Dataset rows for apps and sites:

----------------------------------------

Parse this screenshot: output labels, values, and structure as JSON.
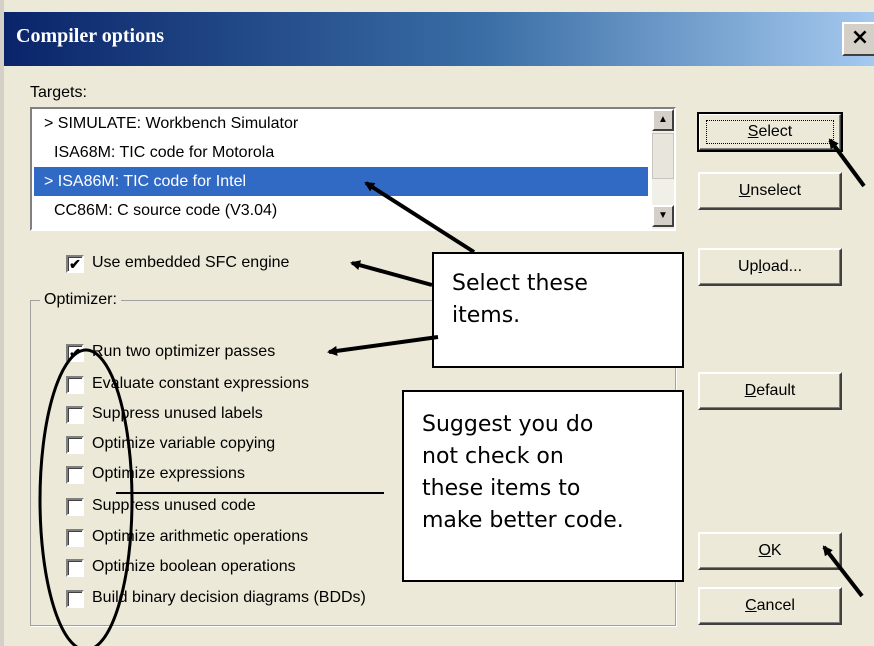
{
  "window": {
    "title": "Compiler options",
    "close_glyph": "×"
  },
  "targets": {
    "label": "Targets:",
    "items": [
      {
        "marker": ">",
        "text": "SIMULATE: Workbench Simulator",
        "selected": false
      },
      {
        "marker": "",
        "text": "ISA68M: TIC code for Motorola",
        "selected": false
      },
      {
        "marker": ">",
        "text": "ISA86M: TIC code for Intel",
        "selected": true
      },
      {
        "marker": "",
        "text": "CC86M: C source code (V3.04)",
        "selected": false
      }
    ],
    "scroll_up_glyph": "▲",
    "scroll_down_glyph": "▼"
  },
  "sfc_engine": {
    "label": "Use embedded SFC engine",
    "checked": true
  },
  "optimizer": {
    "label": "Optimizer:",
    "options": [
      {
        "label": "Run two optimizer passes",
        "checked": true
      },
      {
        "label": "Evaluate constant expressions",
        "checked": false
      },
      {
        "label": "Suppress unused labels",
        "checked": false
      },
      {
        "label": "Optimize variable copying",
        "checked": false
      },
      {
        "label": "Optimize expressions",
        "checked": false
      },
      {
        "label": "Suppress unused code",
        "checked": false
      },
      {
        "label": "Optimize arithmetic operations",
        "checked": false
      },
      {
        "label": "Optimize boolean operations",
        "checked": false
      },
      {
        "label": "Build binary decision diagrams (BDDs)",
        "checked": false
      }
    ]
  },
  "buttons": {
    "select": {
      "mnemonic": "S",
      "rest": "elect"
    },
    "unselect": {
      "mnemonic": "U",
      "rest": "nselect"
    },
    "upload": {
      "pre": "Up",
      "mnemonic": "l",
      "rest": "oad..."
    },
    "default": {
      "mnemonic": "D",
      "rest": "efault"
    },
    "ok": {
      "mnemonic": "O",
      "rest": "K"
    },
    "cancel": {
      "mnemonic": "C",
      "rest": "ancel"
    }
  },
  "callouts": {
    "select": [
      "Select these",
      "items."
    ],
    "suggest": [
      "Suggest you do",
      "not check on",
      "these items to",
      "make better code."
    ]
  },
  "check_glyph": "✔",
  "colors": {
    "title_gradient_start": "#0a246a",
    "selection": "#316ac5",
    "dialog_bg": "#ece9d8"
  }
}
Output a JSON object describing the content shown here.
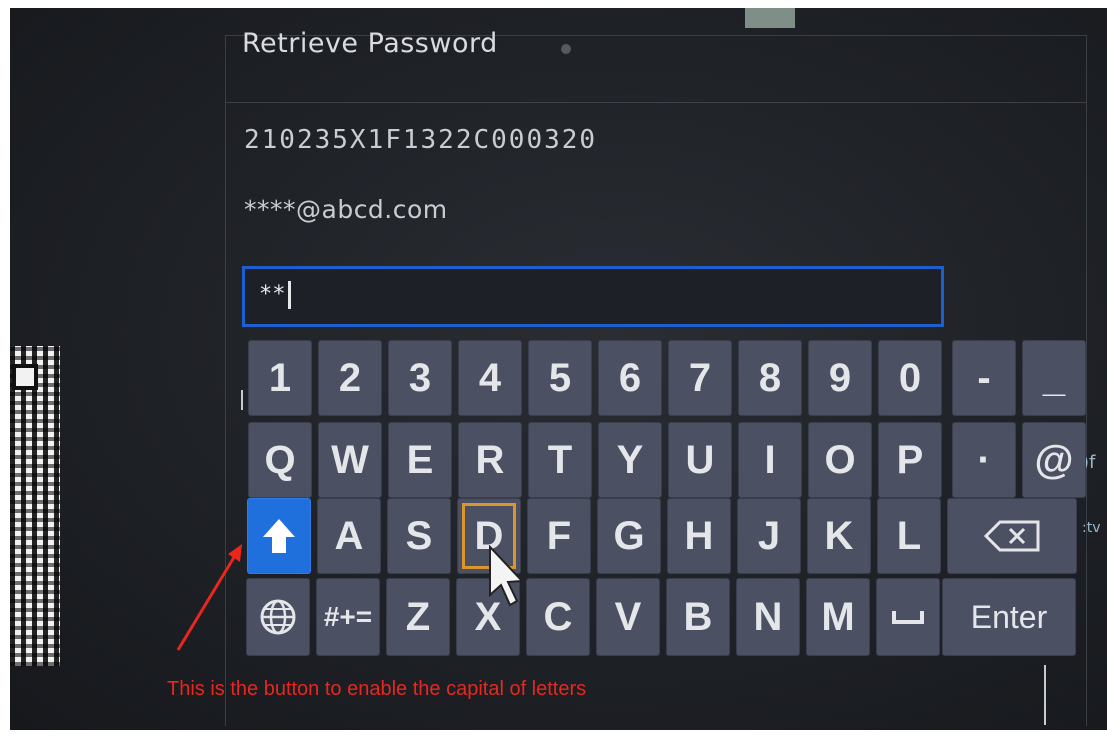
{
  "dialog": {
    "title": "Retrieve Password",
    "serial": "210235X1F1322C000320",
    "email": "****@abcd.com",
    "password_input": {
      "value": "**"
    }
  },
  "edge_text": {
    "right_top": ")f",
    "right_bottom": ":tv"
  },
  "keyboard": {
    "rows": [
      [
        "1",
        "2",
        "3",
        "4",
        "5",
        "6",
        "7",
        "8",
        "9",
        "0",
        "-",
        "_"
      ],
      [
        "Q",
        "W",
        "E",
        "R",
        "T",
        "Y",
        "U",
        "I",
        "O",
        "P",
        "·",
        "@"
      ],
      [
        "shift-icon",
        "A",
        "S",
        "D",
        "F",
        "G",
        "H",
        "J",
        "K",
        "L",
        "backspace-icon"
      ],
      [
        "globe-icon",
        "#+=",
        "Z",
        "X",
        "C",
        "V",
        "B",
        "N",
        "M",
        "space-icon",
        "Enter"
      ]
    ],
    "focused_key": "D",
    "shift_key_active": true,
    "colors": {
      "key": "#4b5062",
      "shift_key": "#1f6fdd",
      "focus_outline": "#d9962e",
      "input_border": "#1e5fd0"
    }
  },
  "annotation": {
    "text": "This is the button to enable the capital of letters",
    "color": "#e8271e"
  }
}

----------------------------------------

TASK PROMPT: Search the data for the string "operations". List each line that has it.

OUTPUT OF THE TASK:
        "label": "Optimize arithmetic operations",
        "label": "Optimize boolean operations",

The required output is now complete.